The One Campaign: Concerts and Advocacy

Yet another interesting new use of cellular technology is being used by the One campaign, which is a coalition of entertainers and politicians trying to increase the United States' spending on worldwide development to one percent of the federal budget. One of the major supporters of the campaign is the band U2, who play a promotion for the One campaign during their concerts (not coincidentally, while they play their ballad "One"). The promotion asks concertgoers to text message their name to the campaign's number. They are sent back a confirmation message asking them to visit the campaign's website. This is a very innovative and very public way to quickly add large numbers of signatories to the One campaign's petition, especially because U2 usually plays to sold-out stadiums.


As cellular phones become less like convenient phones, and more like small, mobile computers, their uses in advocacy will undoubtedly increase. New innovations, like phones capable of taking and sending video clips, will undoubtedly become useful tools for advocates looking to get their message out. Other technologies in development that will allow users to get data about their surroundings and even other people that they are near might help with the quick formation of impromptu coalitions.
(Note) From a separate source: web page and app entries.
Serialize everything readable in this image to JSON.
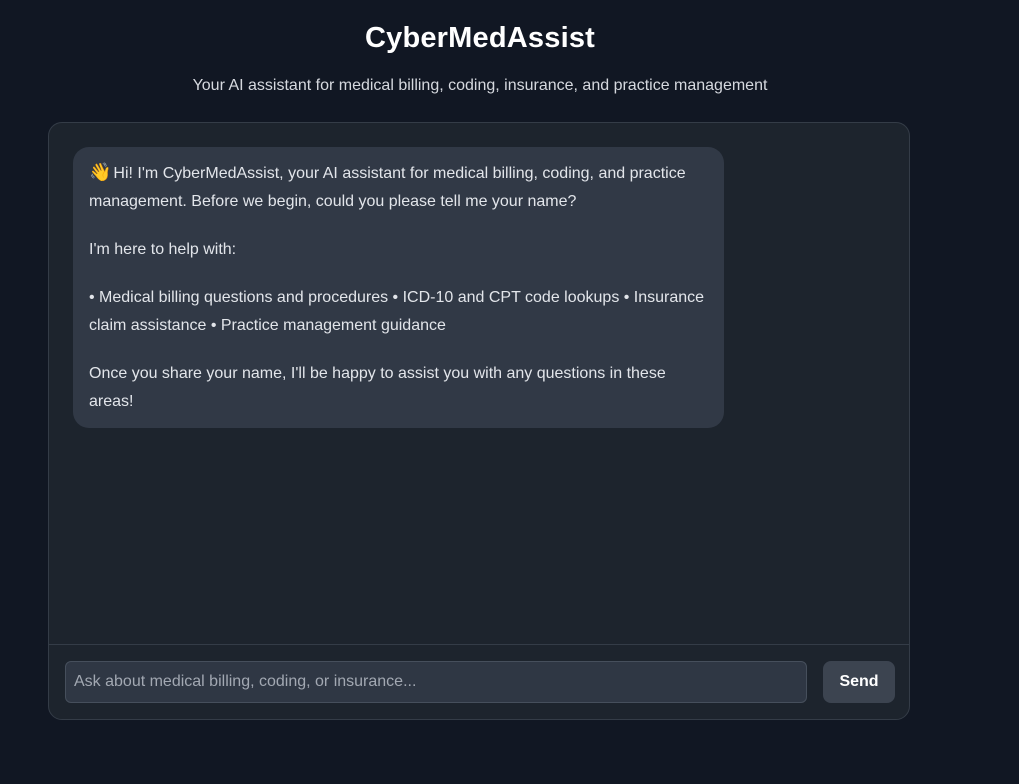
{
  "header": {
    "title": "CyberMedAssist",
    "subtitle": "Your AI assistant for medical billing, coding, insurance, and practice management"
  },
  "chat": {
    "messages": [
      {
        "role": "assistant",
        "icon": "waving-hand-icon",
        "emoji": "👋",
        "paragraphs": [
          "Hi! I'm CyberMedAssist, your AI assistant for medical billing, coding, and practice management. Before we begin, could you please tell me your name?",
          "I'm here to help with:",
          "• Medical billing questions and procedures • ICD-10 and CPT code lookups • Insurance claim assistance • Practice management guidance",
          "Once you share your name, I'll be happy to assist you with any questions in these areas!"
        ]
      }
    ]
  },
  "composer": {
    "placeholder": "Ask about medical billing, coding, or insurance...",
    "value": "",
    "send_label": "Send"
  },
  "colors": {
    "page_background": "#111723",
    "panel_background": "#1d242d",
    "bubble_background": "#313946",
    "input_background": "#2f3744",
    "button_background": "#3c4450"
  }
}
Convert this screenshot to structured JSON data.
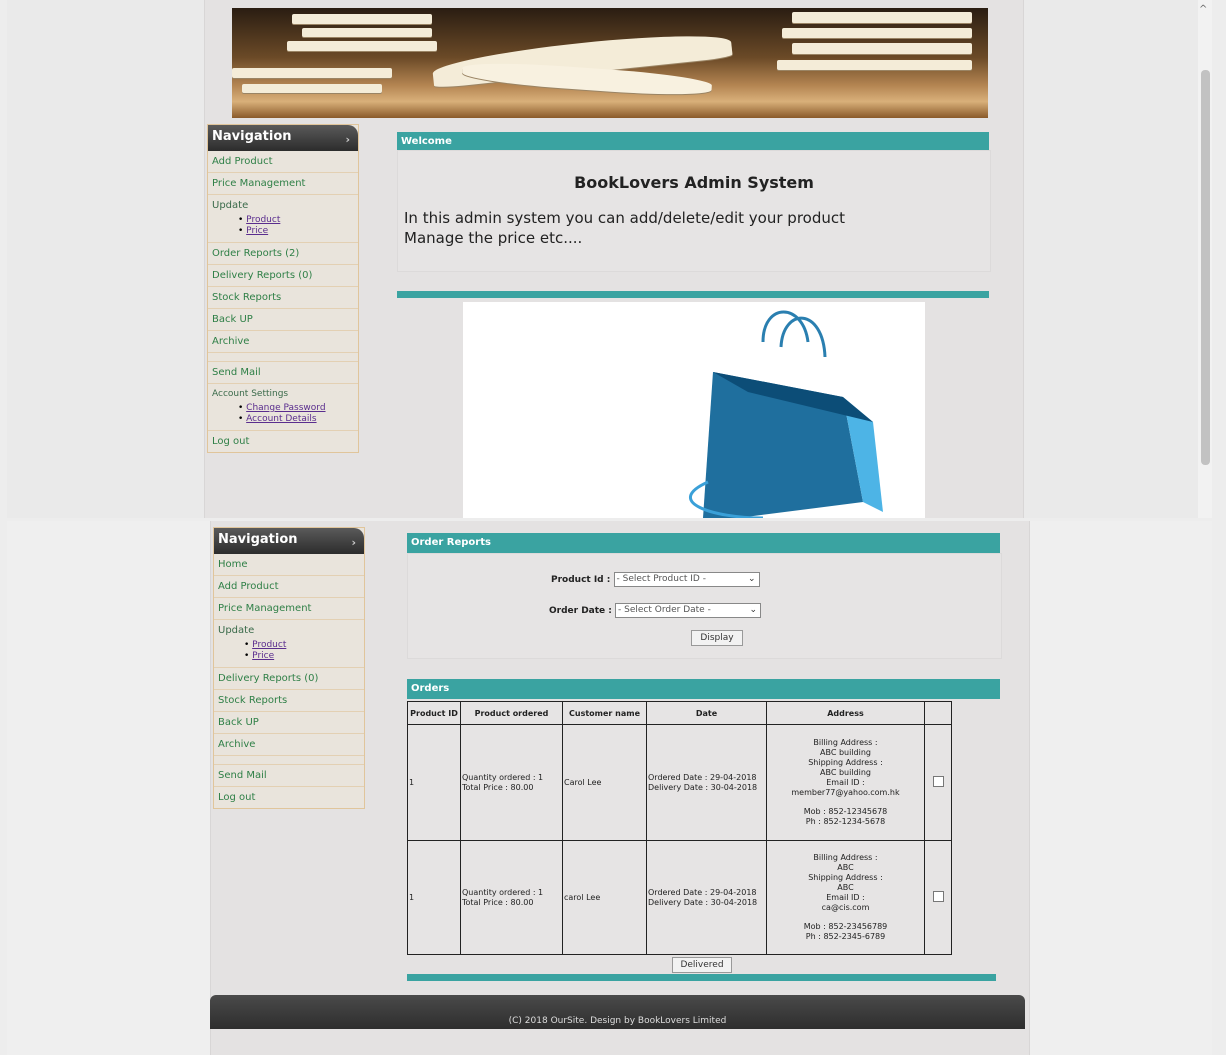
{
  "welcome_view": {
    "nav": {
      "title": "Navigation",
      "items": [
        {
          "label": "Add Product"
        },
        {
          "label": "Price Management"
        },
        {
          "label": "Update"
        },
        {
          "label": "Order Reports (2)"
        },
        {
          "label": "Delivery Reports (0)"
        },
        {
          "label": "Stock Reports"
        },
        {
          "label": "Back UP"
        },
        {
          "label": "Archive"
        },
        {
          "label": "Send Mail"
        },
        {
          "label": "Account Settings"
        },
        {
          "label": "Log out"
        }
      ],
      "update_sub": [
        "Product",
        "Price"
      ],
      "account_sub": [
        "Change Password",
        "Account Details"
      ]
    },
    "welcome_bar": "Welcome",
    "system_title": "BookLovers Admin System",
    "line1": "In this admin system you can add/delete/edit your product",
    "line2": "Manage the price etc...."
  },
  "orders_view": {
    "nav": {
      "title": "Navigation",
      "items": [
        {
          "label": "Home"
        },
        {
          "label": "Add Product"
        },
        {
          "label": "Price Management"
        },
        {
          "label": "Update"
        },
        {
          "label": "Delivery Reports (0)"
        },
        {
          "label": "Stock Reports"
        },
        {
          "label": "Back UP"
        },
        {
          "label": "Archive"
        },
        {
          "label": "Send Mail"
        },
        {
          "label": "Log out"
        }
      ],
      "update_sub": [
        "Product",
        "Price"
      ]
    },
    "order_reports_bar": "Order Reports",
    "product_id_label": "Product Id :",
    "product_id_select": "- Select Product ID -",
    "order_date_label": "Order Date :",
    "order_date_select": "- Select Order Date -",
    "display_button": "Display",
    "orders_bar": "Orders",
    "table": {
      "headers": [
        "Product ID",
        "Product ordered",
        "Customer name",
        "Date",
        "Address",
        ""
      ],
      "rows": [
        {
          "product_id": "1",
          "quantity": "Quantity ordered : 1",
          "total": "Total Price : 80.00",
          "customer": "Carol Lee",
          "ordered": "Ordered Date : 29-04-2018",
          "delivery": "Delivery Date : 30-04-2018",
          "addr": [
            "Billing Address :",
            "ABC building",
            "Shipping Address :",
            "ABC building",
            "Email ID :",
            "member77@yahoo.com.hk"
          ],
          "mob": "Mob : 852-12345678",
          "ph": "Ph : 852-1234-5678"
        },
        {
          "product_id": "1",
          "quantity": "Quantity ordered : 1",
          "total": "Total Price : 80.00",
          "customer": "carol Lee",
          "ordered": "Ordered Date : 29-04-2018",
          "delivery": "Delivery Date : 30-04-2018",
          "addr": [
            "Billing Address :",
            "ABC",
            "Shipping Address :",
            "ABC",
            "Email ID :",
            "ca@cis.com"
          ],
          "mob": "Mob : 852-23456789",
          "ph": "Ph : 852-2345-6789"
        }
      ]
    },
    "delivered_button": "Delivered",
    "footer": "(C) 2018 OurSite. Design by BookLovers Limited"
  }
}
As with all technologies, it is somewhat foolish to predict how people will be using cellular phones in advocacy in five years, because there will undoubtedly be new uses and technologies that nobody could have seen coming.